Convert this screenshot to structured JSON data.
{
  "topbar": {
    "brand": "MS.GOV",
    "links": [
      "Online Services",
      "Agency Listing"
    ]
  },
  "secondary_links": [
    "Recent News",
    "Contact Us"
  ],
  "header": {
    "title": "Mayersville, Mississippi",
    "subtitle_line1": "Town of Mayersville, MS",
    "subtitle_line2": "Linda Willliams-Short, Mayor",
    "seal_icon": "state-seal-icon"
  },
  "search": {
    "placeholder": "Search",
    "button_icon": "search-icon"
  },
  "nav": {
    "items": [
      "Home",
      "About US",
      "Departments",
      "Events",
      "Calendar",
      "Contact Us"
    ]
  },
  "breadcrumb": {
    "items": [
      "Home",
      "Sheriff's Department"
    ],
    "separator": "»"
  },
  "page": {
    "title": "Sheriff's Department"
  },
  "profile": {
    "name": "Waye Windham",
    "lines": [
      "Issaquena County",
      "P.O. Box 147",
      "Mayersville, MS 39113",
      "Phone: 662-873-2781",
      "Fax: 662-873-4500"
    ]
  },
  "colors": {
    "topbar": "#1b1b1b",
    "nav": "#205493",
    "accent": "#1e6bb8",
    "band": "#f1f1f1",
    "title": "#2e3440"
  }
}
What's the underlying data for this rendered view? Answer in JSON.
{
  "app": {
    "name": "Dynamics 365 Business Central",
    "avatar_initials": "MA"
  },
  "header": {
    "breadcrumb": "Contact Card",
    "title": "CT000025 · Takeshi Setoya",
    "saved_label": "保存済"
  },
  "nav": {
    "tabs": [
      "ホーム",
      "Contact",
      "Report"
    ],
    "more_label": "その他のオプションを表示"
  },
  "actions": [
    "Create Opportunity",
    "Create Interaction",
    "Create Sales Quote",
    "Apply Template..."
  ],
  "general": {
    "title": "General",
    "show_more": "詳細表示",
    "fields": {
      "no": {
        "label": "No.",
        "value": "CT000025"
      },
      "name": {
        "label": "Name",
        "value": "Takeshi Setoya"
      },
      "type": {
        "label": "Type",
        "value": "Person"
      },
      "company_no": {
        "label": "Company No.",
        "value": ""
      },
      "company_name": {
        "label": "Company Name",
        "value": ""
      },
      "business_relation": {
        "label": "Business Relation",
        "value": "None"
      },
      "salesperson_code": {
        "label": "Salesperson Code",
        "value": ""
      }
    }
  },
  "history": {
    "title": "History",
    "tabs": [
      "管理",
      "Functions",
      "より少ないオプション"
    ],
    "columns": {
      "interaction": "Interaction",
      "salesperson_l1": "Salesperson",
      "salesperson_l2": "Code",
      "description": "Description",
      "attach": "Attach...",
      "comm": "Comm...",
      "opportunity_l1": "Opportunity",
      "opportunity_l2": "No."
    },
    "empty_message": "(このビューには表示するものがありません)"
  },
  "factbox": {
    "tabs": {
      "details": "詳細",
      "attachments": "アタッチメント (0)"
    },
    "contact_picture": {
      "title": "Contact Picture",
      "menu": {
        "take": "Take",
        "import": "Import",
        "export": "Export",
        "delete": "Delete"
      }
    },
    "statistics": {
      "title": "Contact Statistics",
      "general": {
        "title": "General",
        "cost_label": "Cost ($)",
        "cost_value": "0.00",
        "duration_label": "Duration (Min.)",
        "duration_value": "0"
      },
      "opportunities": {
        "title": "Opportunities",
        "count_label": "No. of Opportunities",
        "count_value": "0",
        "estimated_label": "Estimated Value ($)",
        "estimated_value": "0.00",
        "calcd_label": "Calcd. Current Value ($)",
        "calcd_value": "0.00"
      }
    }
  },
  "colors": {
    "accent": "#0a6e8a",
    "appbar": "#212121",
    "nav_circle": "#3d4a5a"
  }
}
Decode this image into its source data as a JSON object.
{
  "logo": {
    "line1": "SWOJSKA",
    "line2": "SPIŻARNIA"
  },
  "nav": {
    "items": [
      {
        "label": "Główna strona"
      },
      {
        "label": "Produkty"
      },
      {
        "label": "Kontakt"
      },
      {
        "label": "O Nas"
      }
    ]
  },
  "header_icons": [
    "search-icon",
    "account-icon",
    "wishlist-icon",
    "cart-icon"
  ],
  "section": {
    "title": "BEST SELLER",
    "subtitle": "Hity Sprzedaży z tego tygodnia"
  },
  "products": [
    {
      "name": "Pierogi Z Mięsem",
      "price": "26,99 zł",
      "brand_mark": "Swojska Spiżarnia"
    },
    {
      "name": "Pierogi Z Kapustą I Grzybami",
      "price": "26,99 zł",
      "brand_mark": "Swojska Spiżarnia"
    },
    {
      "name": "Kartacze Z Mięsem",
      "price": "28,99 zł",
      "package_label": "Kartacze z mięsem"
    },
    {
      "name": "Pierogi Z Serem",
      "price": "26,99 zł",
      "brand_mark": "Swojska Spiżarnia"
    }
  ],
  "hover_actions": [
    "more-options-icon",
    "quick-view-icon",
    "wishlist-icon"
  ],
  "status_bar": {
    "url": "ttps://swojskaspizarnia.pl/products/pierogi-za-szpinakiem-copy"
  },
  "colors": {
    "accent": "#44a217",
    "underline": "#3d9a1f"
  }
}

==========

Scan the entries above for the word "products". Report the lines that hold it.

  "products": [
    "url": "ttps://swojskaspizarnia.pl/products/pierogi-za-szpinakiem-copy"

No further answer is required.